Problem to solve.
Output every record below exactly.

#### Source records

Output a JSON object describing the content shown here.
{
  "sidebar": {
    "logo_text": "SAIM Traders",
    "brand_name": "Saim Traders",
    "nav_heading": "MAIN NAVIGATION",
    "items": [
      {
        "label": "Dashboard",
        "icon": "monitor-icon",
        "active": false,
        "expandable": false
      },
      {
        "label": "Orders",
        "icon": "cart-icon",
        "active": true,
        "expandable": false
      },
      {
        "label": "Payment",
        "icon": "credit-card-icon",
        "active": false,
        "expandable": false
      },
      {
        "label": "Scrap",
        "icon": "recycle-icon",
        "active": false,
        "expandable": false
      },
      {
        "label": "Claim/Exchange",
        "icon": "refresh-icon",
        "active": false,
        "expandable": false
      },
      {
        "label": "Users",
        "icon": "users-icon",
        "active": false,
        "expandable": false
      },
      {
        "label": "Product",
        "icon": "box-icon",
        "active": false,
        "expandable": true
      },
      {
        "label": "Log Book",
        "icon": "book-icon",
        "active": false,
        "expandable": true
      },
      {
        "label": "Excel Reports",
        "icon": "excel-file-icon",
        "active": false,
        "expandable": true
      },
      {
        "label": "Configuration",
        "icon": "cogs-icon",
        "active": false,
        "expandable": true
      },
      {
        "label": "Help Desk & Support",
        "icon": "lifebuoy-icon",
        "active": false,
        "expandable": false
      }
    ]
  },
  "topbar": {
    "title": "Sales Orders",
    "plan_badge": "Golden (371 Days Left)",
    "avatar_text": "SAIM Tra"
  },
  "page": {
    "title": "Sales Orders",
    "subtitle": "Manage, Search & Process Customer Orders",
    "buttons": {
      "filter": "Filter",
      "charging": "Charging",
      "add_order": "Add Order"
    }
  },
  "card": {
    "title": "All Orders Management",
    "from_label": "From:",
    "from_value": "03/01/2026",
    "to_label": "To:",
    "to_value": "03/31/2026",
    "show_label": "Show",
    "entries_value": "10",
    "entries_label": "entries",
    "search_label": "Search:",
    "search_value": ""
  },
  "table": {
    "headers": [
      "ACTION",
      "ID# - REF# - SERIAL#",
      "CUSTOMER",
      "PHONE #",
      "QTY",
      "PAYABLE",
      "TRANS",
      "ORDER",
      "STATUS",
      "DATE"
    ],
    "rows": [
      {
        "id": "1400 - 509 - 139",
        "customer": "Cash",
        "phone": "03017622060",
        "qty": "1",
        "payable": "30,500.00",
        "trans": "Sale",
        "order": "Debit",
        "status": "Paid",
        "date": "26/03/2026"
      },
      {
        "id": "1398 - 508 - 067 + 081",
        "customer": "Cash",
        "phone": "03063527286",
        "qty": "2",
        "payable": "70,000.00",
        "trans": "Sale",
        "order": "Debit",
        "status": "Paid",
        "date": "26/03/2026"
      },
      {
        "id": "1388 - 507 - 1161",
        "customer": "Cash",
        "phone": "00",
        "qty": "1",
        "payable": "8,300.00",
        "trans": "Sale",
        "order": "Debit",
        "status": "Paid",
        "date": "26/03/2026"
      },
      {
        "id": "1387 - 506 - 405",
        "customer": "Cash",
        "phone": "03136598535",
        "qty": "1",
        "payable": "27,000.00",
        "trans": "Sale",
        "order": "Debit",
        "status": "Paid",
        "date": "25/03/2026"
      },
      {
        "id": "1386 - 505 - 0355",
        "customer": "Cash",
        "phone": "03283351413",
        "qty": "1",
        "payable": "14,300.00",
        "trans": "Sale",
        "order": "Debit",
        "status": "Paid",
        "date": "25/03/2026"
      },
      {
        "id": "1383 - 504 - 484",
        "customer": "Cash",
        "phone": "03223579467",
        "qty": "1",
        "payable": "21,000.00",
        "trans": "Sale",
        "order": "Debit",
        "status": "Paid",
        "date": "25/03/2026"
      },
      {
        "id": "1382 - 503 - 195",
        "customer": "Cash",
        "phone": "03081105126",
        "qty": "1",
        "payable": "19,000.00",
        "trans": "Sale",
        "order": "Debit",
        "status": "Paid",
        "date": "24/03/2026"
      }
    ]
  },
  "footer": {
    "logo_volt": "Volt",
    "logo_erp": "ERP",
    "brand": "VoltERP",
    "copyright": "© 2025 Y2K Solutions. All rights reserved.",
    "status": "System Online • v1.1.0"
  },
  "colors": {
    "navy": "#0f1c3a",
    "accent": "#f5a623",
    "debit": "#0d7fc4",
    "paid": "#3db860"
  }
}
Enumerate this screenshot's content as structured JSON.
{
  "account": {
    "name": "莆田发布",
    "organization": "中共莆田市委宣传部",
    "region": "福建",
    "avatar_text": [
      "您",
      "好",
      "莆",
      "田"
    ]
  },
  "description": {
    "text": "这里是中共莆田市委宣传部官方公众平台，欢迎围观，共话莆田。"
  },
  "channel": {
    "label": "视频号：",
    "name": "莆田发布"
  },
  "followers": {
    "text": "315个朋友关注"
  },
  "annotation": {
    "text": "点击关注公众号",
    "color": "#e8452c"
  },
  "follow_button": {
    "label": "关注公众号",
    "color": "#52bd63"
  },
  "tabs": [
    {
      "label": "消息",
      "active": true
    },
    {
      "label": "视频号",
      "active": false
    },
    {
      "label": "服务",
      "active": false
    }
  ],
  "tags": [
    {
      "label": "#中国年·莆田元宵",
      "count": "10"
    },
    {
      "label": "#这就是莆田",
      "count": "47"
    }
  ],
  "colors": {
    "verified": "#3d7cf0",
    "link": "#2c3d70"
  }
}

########

Your solution.
Output a JSON object describing the content shown here.
{
  "sidebar": {
    "logo_text": "SAIM Traders",
    "brand_name": "Saim Traders",
    "nav_heading": "MAIN NAVIGATION",
    "items": [
      {
        "label": "Dashboard",
        "icon": "monitor-icon",
        "active": false,
        "expandable": false
      },
      {
        "label": "Orders",
        "icon": "cart-icon",
        "active": true,
        "expandable": false
      },
      {
        "label": "Payment",
        "icon": "credit-card-icon",
        "active": false,
        "expandable": false
      },
      {
        "label": "Scrap",
        "icon": "recycle-icon",
        "active": false,
        "expandable": false
      },
      {
        "label": "Claim/Exchange",
        "icon": "refresh-icon",
        "active": false,
        "expandable": false
      },
      {
        "label": "Users",
        "icon": "users-icon",
        "active": false,
        "expandable": false
      },
      {
        "label": "Product",
        "icon": "box-icon",
        "active": false,
        "expandable": true
      },
      {
        "label": "Log Book",
        "icon": "book-icon",
        "active": false,
        "expandable": true
      },
      {
        "label": "Excel Reports",
        "icon": "excel-file-icon",
        "active": false,
        "expandable": true
      },
      {
        "label": "Configuration",
        "icon": "cogs-icon",
        "active": false,
        "expandable": true
      },
      {
        "label": "Help Desk & Support",
        "icon": "lifebuoy-icon",
        "active": false,
        "expandable": false
      }
    ]
  },
  "topbar": {
    "title": "Sales Orders",
    "plan_badge": "Golden (371 Days Left)",
    "avatar_text": "SAIM Tra"
  },
  "page": {
    "title": "Sales Orders",
    "subtitle": "Manage, Search & Process Customer Orders",
    "buttons": {
      "filter": "Filter",
      "charging": "Charging",
      "add_order": "Add Order"
    }
  },
  "card": {
    "title": "All Orders Management",
    "from_label": "From:",
    "from_value": "03/01/2026",
    "to_label": "To:",
    "to_value": "03/31/2026",
    "show_label": "Show",
    "entries_value": "10",
    "entries_label": "entries",
    "search_label": "Search:",
    "search_value": ""
  },
  "table": {
    "headers": [
      "ACTION",
      "ID# - REF# - SERIAL#",
      "CUSTOMER",
      "PHONE #",
      "QTY",
      "PAYABLE",
      "TRANS",
      "ORDER",
      "STATUS",
      "DATE"
    ],
    "rows": [
      {
        "id": "1400 - 509 - 139",
        "customer": "Cash",
        "phone": "03017622060",
        "qty": "1",
        "payable": "30,500.00",
        "trans": "Sale",
        "order": "Debit",
        "status": "Paid",
        "date": "26/03/2026"
      },
      {
        "id": "1398 - 508 - 067 + 081",
        "customer": "Cash",
        "phone": "03063527286",
        "qty": "2",
        "payable": "70,000.00",
        "trans": "Sale",
        "order": "Debit",
        "status": "Paid",
        "date": "26/03/2026"
      },
      {
        "id": "1388 - 507 - 1161",
        "customer": "Cash",
        "phone": "00",
        "qty": "1",
        "payable": "8,300.00",
        "trans": "Sale",
        "order": "Debit",
        "status": "Paid",
        "date": "26/03/2026"
      },
      {
        "id": "1387 - 506 - 405",
        "customer": "Cash",
        "phone": "03136598535",
        "qty": "1",
        "payable": "27,000.00",
        "trans": "Sale",
        "order": "Debit",
        "status": "Paid",
        "date": "25/03/2026"
      },
      {
        "id": "1386 - 505 - 0355",
        "customer": "Cash",
        "phone": "03283351413",
        "qty": "1",
        "payable": "14,300.00",
        "trans": "Sale",
        "order": "Debit",
        "status": "Paid",
        "date": "25/03/2026"
      },
      {
        "id": "1383 - 504 - 484",
        "customer": "Cash",
        "phone": "03223579467",
        "qty": "1",
        "payable": "21,000.00",
        "trans": "Sale",
        "order": "Debit",
        "status": "Paid",
        "date": "25/03/2026"
      },
      {
        "id": "1382 - 503 - 195",
        "customer": "Cash",
        "phone": "03081105126",
        "qty": "1",
        "payable": "19,000.00",
        "trans": "Sale",
        "order": "Debit",
        "status": "Paid",
        "date": "24/03/2026"
      }
    ]
  },
  "footer": {
    "logo_volt": "Volt",
    "logo_erp": "ERP",
    "brand": "VoltERP",
    "copyright": "© 2025 Y2K Solutions. All rights reserved.",
    "status": "System Online • v1.1.0"
  },
  "colors": {
    "navy": "#0f1c3a",
    "accent": "#f5a623",
    "debit": "#0d7fc4",
    "paid": "#3db860"
  }
}
Enumerate this screenshot's content as structured JSON.
{
  "account": {
    "name": "莆田发布",
    "organization": "中共莆田市委宣传部",
    "region": "福建",
    "avatar_text": [
      "您",
      "好",
      "莆",
      "田"
    ]
  },
  "description": {
    "text": "这里是中共莆田市委宣传部官方公众平台，欢迎围观，共话莆田。"
  },
  "channel": {
    "label": "视频号：",
    "name": "莆田发布"
  },
  "followers": {
    "text": "315个朋友关注"
  },
  "annotation": {
    "text": "点击关注公众号",
    "color": "#e8452c"
  },
  "follow_button": {
    "label": "关注公众号",
    "color": "#52bd63"
  },
  "tabs": [
    {
      "label": "消息",
      "active": true
    },
    {
      "label": "视频号",
      "active": false
    },
    {
      "label": "服务",
      "active": false
    }
  ],
  "tags": [
    {
      "label": "#中国年·莆田元宵",
      "count": "10"
    },
    {
      "label": "#这就是莆田",
      "count": "47"
    }
  ],
  "colors": {
    "verified": "#3d7cf0",
    "link": "#2c3d70"
  }
}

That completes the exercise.